Input for this task Block Start
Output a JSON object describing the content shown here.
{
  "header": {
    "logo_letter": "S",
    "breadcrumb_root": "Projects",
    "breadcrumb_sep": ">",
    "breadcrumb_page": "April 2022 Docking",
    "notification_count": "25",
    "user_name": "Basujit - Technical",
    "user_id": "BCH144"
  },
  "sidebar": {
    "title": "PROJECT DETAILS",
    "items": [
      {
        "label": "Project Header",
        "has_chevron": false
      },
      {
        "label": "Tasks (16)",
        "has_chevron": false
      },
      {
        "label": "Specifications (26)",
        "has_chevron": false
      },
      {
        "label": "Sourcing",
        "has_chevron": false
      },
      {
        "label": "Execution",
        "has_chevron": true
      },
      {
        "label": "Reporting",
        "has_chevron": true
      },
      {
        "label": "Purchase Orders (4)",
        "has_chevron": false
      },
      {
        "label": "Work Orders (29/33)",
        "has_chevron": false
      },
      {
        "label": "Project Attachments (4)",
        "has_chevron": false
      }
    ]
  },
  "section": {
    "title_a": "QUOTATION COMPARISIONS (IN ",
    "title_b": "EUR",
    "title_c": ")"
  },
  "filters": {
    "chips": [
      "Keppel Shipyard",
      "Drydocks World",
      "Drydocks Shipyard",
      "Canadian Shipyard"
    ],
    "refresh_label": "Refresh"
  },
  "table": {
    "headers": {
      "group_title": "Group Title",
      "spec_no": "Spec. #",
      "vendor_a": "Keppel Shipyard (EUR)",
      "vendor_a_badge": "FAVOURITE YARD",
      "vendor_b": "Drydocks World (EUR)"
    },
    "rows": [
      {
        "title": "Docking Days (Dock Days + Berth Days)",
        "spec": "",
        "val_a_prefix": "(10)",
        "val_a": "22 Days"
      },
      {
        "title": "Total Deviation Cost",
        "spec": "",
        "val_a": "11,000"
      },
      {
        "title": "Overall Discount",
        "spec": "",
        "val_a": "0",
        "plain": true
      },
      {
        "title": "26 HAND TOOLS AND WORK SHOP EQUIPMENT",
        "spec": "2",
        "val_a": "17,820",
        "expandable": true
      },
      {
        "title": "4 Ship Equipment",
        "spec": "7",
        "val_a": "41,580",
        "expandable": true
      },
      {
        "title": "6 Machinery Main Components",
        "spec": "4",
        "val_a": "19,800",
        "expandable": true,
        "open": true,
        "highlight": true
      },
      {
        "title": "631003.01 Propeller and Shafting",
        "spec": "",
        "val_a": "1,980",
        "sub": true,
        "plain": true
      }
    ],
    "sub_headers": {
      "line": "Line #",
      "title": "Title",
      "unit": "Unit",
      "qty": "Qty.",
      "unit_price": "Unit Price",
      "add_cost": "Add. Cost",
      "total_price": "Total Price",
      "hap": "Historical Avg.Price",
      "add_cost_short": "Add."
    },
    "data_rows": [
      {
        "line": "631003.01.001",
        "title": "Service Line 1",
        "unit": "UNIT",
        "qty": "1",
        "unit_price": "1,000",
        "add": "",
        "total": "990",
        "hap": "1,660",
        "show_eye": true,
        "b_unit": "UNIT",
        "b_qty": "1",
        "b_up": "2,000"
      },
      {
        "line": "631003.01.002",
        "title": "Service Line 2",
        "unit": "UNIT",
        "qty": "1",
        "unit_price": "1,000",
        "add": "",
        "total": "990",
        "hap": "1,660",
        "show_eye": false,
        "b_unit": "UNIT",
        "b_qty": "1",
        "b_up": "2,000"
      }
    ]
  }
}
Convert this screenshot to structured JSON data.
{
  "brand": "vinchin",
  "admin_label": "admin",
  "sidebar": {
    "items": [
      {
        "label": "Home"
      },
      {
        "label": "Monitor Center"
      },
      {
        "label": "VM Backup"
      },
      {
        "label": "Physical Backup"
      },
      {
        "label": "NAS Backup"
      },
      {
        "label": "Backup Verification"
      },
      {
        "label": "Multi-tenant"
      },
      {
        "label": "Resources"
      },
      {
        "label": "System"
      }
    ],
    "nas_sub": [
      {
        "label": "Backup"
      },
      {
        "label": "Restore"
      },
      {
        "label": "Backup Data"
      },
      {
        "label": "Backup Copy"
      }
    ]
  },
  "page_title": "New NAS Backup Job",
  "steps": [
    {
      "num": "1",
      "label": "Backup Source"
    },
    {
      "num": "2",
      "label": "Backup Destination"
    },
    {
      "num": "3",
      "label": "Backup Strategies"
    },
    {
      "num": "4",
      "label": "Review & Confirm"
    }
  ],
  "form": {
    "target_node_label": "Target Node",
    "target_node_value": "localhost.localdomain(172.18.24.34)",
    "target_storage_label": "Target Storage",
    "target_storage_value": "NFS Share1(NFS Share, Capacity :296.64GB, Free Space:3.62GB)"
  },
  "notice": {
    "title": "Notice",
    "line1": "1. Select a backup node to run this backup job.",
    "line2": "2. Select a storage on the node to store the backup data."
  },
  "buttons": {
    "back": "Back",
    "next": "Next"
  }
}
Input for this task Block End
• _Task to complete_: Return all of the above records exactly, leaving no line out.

• _Reply_:
Output a JSON object describing the content shown here.
{
  "header": {
    "logo_letter": "S",
    "breadcrumb_root": "Projects",
    "breadcrumb_sep": ">",
    "breadcrumb_page": "April 2022 Docking",
    "notification_count": "25",
    "user_name": "Basujit - Technical",
    "user_id": "BCH144"
  },
  "sidebar": {
    "title": "PROJECT DETAILS",
    "items": [
      {
        "label": "Project Header",
        "has_chevron": false
      },
      {
        "label": "Tasks (16)",
        "has_chevron": false
      },
      {
        "label": "Specifications (26)",
        "has_chevron": false
      },
      {
        "label": "Sourcing",
        "has_chevron": false
      },
      {
        "label": "Execution",
        "has_chevron": true
      },
      {
        "label": "Reporting",
        "has_chevron": true
      },
      {
        "label": "Purchase Orders (4)",
        "has_chevron": false
      },
      {
        "label": "Work Orders (29/33)",
        "has_chevron": false
      },
      {
        "label": "Project Attachments (4)",
        "has_chevron": false
      }
    ]
  },
  "section": {
    "title_a": "QUOTATION COMPARISIONS (IN ",
    "title_b": "EUR",
    "title_c": ")"
  },
  "filters": {
    "chips": [
      "Keppel Shipyard",
      "Drydocks World",
      "Drydocks Shipyard",
      "Canadian Shipyard"
    ],
    "refresh_label": "Refresh"
  },
  "table": {
    "headers": {
      "group_title": "Group Title",
      "spec_no": "Spec. #",
      "vendor_a": "Keppel Shipyard (EUR)",
      "vendor_a_badge": "FAVOURITE YARD",
      "vendor_b": "Drydocks World (EUR)"
    },
    "rows": [
      {
        "title": "Docking Days (Dock Days + Berth Days)",
        "spec": "",
        "val_a_prefix": "(10)",
        "val_a": "22 Days"
      },
      {
        "title": "Total Deviation Cost",
        "spec": "",
        "val_a": "11,000"
      },
      {
        "title": "Overall Discount",
        "spec": "",
        "val_a": "0",
        "plain": true
      },
      {
        "title": "26 HAND TOOLS AND WORK SHOP EQUIPMENT",
        "spec": "2",
        "val_a": "17,820",
        "expandable": true
      },
      {
        "title": "4 Ship Equipment",
        "spec": "7",
        "val_a": "41,580",
        "expandable": true
      },
      {
        "title": "6 Machinery Main Components",
        "spec": "4",
        "val_a": "19,800",
        "expandable": true,
        "open": true,
        "highlight": true
      },
      {
        "title": "631003.01 Propeller and Shafting",
        "spec": "",
        "val_a": "1,980",
        "sub": true,
        "plain": true
      }
    ],
    "sub_headers": {
      "line": "Line #",
      "title": "Title",
      "unit": "Unit",
      "qty": "Qty.",
      "unit_price": "Unit Price",
      "add_cost": "Add. Cost",
      "total_price": "Total Price",
      "hap": "Historical Avg.Price",
      "add_cost_short": "Add."
    },
    "data_rows": [
      {
        "line": "631003.01.001",
        "title": "Service Line 1",
        "unit": "UNIT",
        "qty": "1",
        "unit_price": "1,000",
        "add": "",
        "total": "990",
        "hap": "1,660",
        "show_eye": true,
        "b_unit": "UNIT",
        "b_qty": "1",
        "b_up": "2,000"
      },
      {
        "line": "631003.01.002",
        "title": "Service Line 2",
        "unit": "UNIT",
        "qty": "1",
        "unit_price": "1,000",
        "add": "",
        "total": "990",
        "hap": "1,660",
        "show_eye": false,
        "b_unit": "UNIT",
        "b_qty": "1",
        "b_up": "2,000"
      }
    ]
  }
}
Convert this screenshot to structured JSON data.
{
  "brand": "vinchin",
  "admin_label": "admin",
  "sidebar": {
    "items": [
      {
        "label": "Home"
      },
      {
        "label": "Monitor Center"
      },
      {
        "label": "VM Backup"
      },
      {
        "label": "Physical Backup"
      },
      {
        "label": "NAS Backup"
      },
      {
        "label": "Backup Verification"
      },
      {
        "label": "Multi-tenant"
      },
      {
        "label": "Resources"
      },
      {
        "label": "System"
      }
    ],
    "nas_sub": [
      {
        "label": "Backup"
      },
      {
        "label": "Restore"
      },
      {
        "label": "Backup Data"
      },
      {
        "label": "Backup Copy"
      }
    ]
  },
  "page_title": "New NAS Backup Job",
  "steps": [
    {
      "num": "1",
      "label": "Backup Source"
    },
    {
      "num": "2",
      "label": "Backup Destination"
    },
    {
      "num": "3",
      "label": "Backup Strategies"
    },
    {
      "num": "4",
      "label": "Review & Confirm"
    }
  ],
  "form": {
    "target_node_label": "Target Node",
    "target_node_value": "localhost.localdomain(172.18.24.34)",
    "target_storage_label": "Target Storage",
    "target_storage_value": "NFS Share1(NFS Share, Capacity :296.64GB, Free Space:3.62GB)"
  },
  "notice": {
    "title": "Notice",
    "line1": "1. Select a backup node to run this backup job.",
    "line2": "2. Select a storage on the node to store the backup data."
  },
  "buttons": {
    "back": "Back",
    "next": "Next"
  }
}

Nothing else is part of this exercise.